If you sit down and have a conversation with a woman who proudly identifies as a feminist, you eventually talk about the “moment of revelation.” It’s the moment when you look around and realize just how slanted society is toward supporting the needs of men at the expense of women.
For Gloria Steinem, the moment was while she was working for the presidential campaign of George McGovern.
“I was at this stage where...I realized my suggestions would be taken more seriously if they were given by someone else,” she told me in our conversation at the Castro Theatre in San Francisco for Women Lit, a program of the Bay Area Book Festival. “So I would be sitting there, you know, giving my suggestions to the man next to me or writing things out.”
Now, if you grew up aware of Gloria Steinem, the founder of Ms. Magazine and the fierce, outspoken warrior for "women's lib," female independence and equality, the image of her quietly whispering ideas to her male colleagues so they can voice them for her is jarring.
But it’s also comforting to see that anyone, no matter how subservient they are to the patriarchal order of things, can be awakened and called to action.
So what was Gloria’s awakening?
“I was supposed to go to a meeting and one of [McGovern’s] top advisers said ‘no broads,’” she told me. “I had had it. I just had it.”
Artist-activist Favianna Rodriguez, who joined us on stage at the Castro, says her moment of revelation came after growing up as a first-generation immigrant in Oakland, California and experiencing the shame and silencing that comes with women’s sexuality and bodily autonomy.
“In my own home, my culture was very much about shame-oriented narratives, like ‘close your legs, don't get pregnant,’” Rodriguez said. “And so I didn't have the tools to navigate when I was finally able to not be monitored by my parents. And so I got pregnant in my third year in college and when I told my partner at the time he disappeared and I didn't see him again. And I was alone and I had I had an abortion alone — and actually it was thanks to Planned Parenthood that I was able to get an abortion. But it took me ten years to come out of the closet with my story.”

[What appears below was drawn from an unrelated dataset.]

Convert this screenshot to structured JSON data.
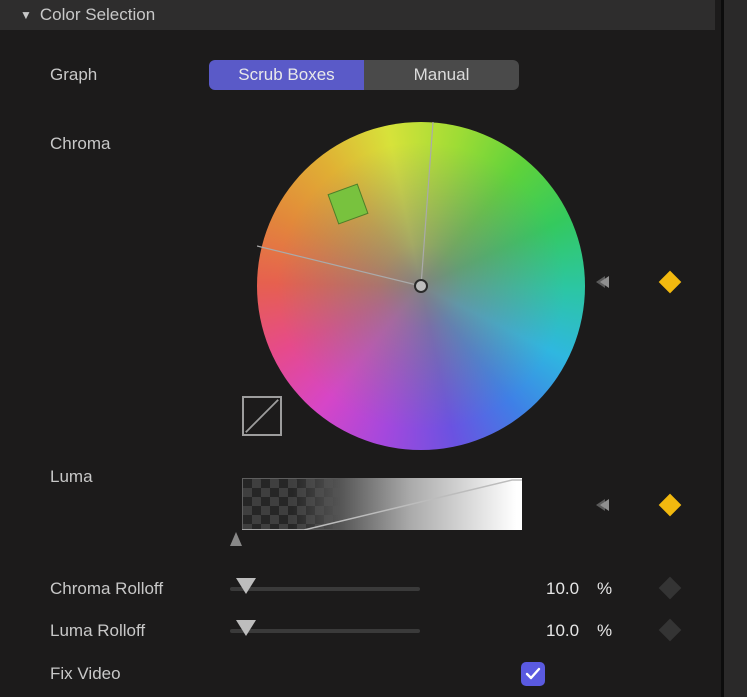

It amazes and inspires me that these moments can happen in vastly different places — Gloria’s began in the meeting rooms of the highest echelons of political power, and Favianna’s began in the neighborhoods of Oakland during the crack epidemic — and lead us to literally the same spot: speaking out for women’s rights and reproductive justice, and sharing their stories, side-by-side on the stage of the Castro Theatre.
“There are moments like that for all of us, I'm sure,” Steinem told me. “I think of these as moments of revelation that get you off your ass and into the revolution.”
Steinem's book of essays "Outrageous Acts and Everyday Rebellions" is now out in its third edition.
Listen to the complete interview here.